Next January 31st, Boeing will hold an earnings conference where it will announce its Q4 and full 2017 year financial results, including the revenues of each of its units.
Three weeks ago, on January 9th, Boeing already issued a press release where it announced its deliveries and orders for 2017, mainly:
- 763 commercial aircraft delivered (including 529 of the 737 family, or 136 787).
- 912 net orders (after cancellations) (including 745 of the 737 family).
The release mentions “912 net orders, valued at $134.8 billion at list prices“, however those list prices are discounted, nothing new, and with an estimate of that discount I’ll try to guess the figure of revenues for the Boeing Commercial Airplanes division, not so much trying to be accurate in itself, but to point in advance to the increasing of the discounts as we will see below.
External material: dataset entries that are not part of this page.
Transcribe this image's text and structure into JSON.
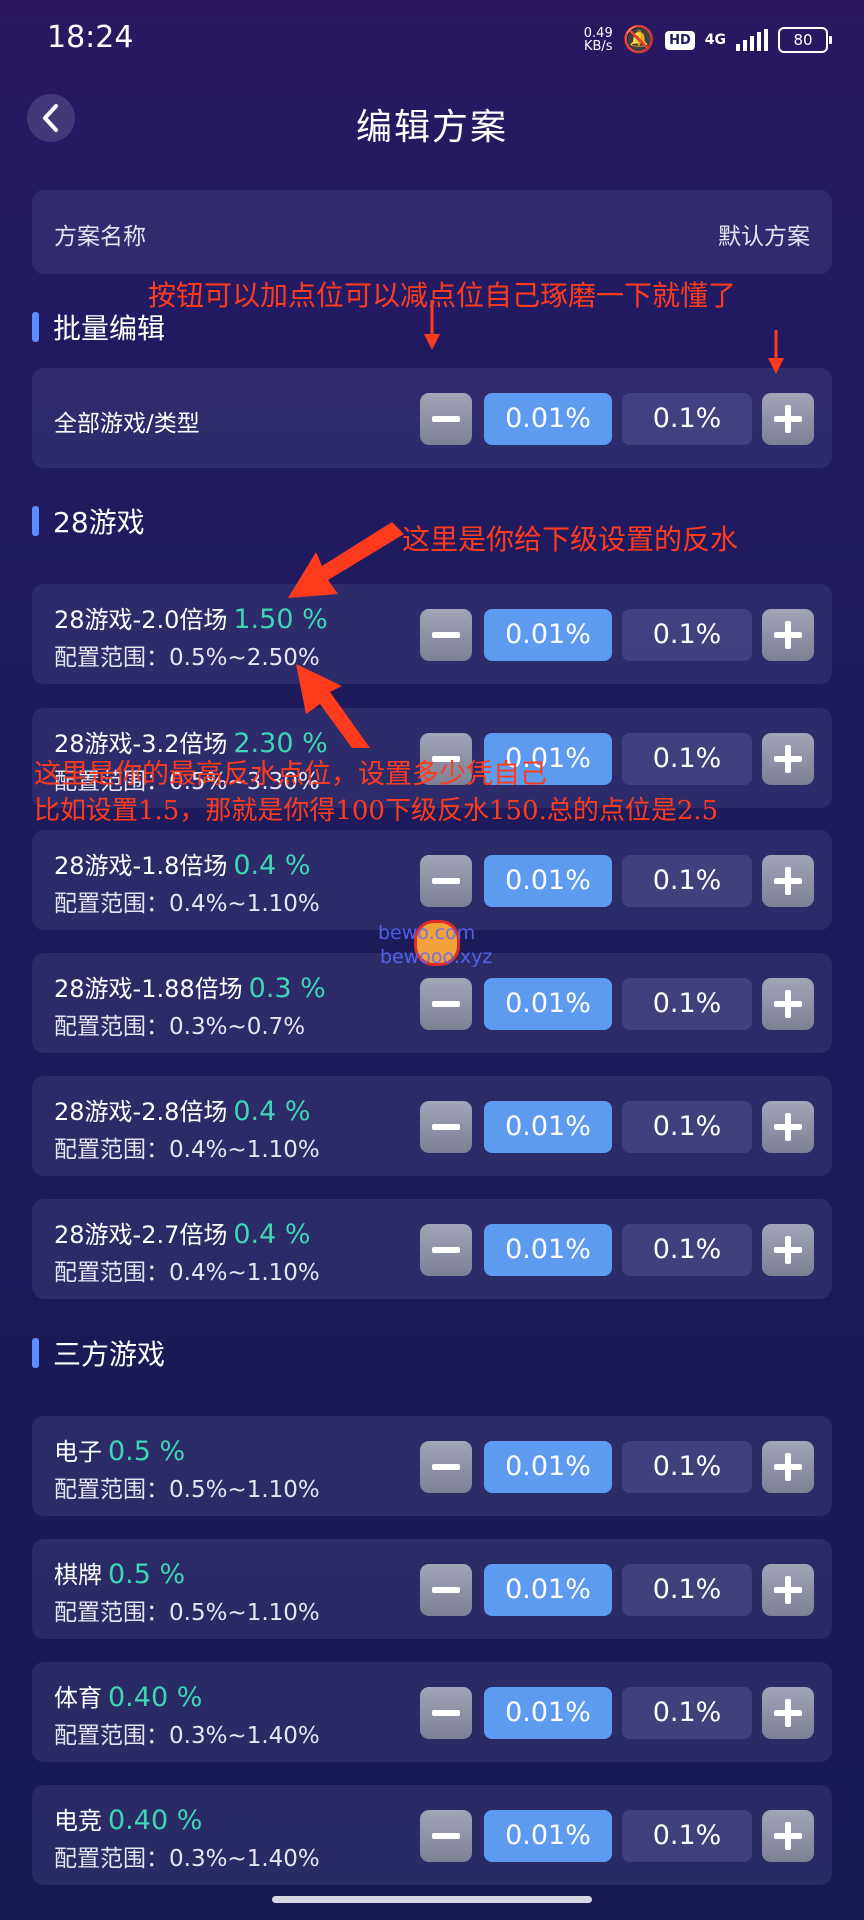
{
  "status_bar": {
    "time": "18:24",
    "net_speed_value": "0.49",
    "net_speed_unit": "KB/s",
    "hd": "HD",
    "network": "4G",
    "battery": "80"
  },
  "header": {
    "title": "编辑方案"
  },
  "plan": {
    "label": "方案名称",
    "value": "默认方案"
  },
  "batch": {
    "section_title": "批量编辑",
    "label": "全部游戏/类型",
    "step_selected": "0.01%",
    "step_alt": "0.1%"
  },
  "game28": {
    "section_title": "28游戏",
    "items": [
      {
        "name": "28游戏-2.0倍场",
        "percent": "1.50 %",
        "range": "配置范围：0.5%~2.50%",
        "step_selected": "0.01%",
        "step_alt": "0.1%"
      },
      {
        "name": "28游戏-3.2倍场",
        "percent": "2.30 %",
        "range": "配置范围：0.5%~3.30%",
        "step_selected": "0.01%",
        "step_alt": "0.1%"
      },
      {
        "name": "28游戏-1.8倍场",
        "percent": "0.4 %",
        "range": "配置范围：0.4%~1.10%",
        "step_selected": "0.01%",
        "step_alt": "0.1%"
      },
      {
        "name": "28游戏-1.88倍场",
        "percent": "0.3 %",
        "range": "配置范围：0.3%~0.7%",
        "step_selected": "0.01%",
        "step_alt": "0.1%"
      },
      {
        "name": "28游戏-2.8倍场",
        "percent": "0.4 %",
        "range": "配置范围：0.4%~1.10%",
        "step_selected": "0.01%",
        "step_alt": "0.1%"
      },
      {
        "name": "28游戏-2.7倍场",
        "percent": "0.4 %",
        "range": "配置范围：0.4%~1.10%",
        "step_selected": "0.01%",
        "step_alt": "0.1%"
      }
    ]
  },
  "third_party": {
    "section_title": "三方游戏",
    "items": [
      {
        "name": "电子",
        "percent": "0.5 %",
        "range": "配置范围：0.5%~1.10%",
        "step_selected": "0.01%",
        "step_alt": "0.1%"
      },
      {
        "name": "棋牌",
        "percent": "0.5 %",
        "range": "配置范围：0.5%~1.10%",
        "step_selected": "0.01%",
        "step_alt": "0.1%"
      },
      {
        "name": "体育",
        "percent": "0.40 %",
        "range": "配置范围：0.3%~1.40%",
        "step_selected": "0.01%",
        "step_alt": "0.1%"
      },
      {
        "name": "电竞",
        "percent": "0.40 %",
        "range": "配置范围：0.3%~1.40%",
        "step_selected": "0.01%",
        "step_alt": "0.1%"
      }
    ]
  },
  "annotations": {
    "note1": "按钮可以加点位可以减点位自己琢磨一下就懂了",
    "note2": "这里是你给下级设置的反水",
    "note3": "这里是你的最高反水点位，设置多少凭自己",
    "note4": "比如设置1.5，那就是你得100下级反水150.总的点位是2.5",
    "color": "#ff3b1e"
  },
  "watermark": {
    "line1": "bewo.com",
    "line2": "bewooo.xyz"
  },
  "colors": {
    "accent": "#5d9bf0",
    "percent": "#3ed6b4",
    "section_bar": "#5b8dff"
  }
}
Where can we find Boeing list prices? Boeing host them in their site, these have just bee raised 10 days ago about 4% (see this comment about it). The previous prices dated from March 2017, when Boeing raised them again, that time by about 2% from its 2015 prices (untouched in 2016). To compute 2017 revenues and estimate of discount I use 2017 prices, not the latest ones.
If Boeing didn’t apply those discounts, the value of the 763 aircraft delivered in 2017 would yield revenues of above 118 bn$. To come to a ballpark figure, I will take the latest figure of discounts that I had calculated with 2016 and earlier figures, being the latest ~46%.
If I plug that discount into the 2017 list prices of the fleet mix of the 763 commercial aircraft that Boeing delivered we would come to a figure of revenues of 62.1 bn$. However, see below what was Boeing’s own guidance in their Q3 earnings release:
Boeing’s 2017 Financial Outlook at Q3 2017 earnings press release.
At three months to the year end (Q3), they forecast between 760 and 765 deliveries, which turned in 763. At the same time they pointed to revenues between 55.5 – 56.5 bn$… and not above 62 bn$. I believe they will exceed their own estimate, but not by 5 bn$, that is why I see that their discounts have been greatly increased in the last 2017. They must have had a bad time in escalating prices of aircraft sold years ago, delivered in 2017 but with escalation conditions much lower than ongoing list prices.
With all these ingredients… my forecast is: 57.0 bn$.
Some comments to it:
- My forecast is a bit more optimistic than their upper bracket (56.5) which may be slightly conservative.
- The implied discount of my revenues forecast would be in the ~ 50% range.
(1) See here a couple of such forecasting revenues exercises that I did for Boeing’s 2014 and 2015 revenues.
(2) See here the latest detailed calculation of discounts that I posted in 2015.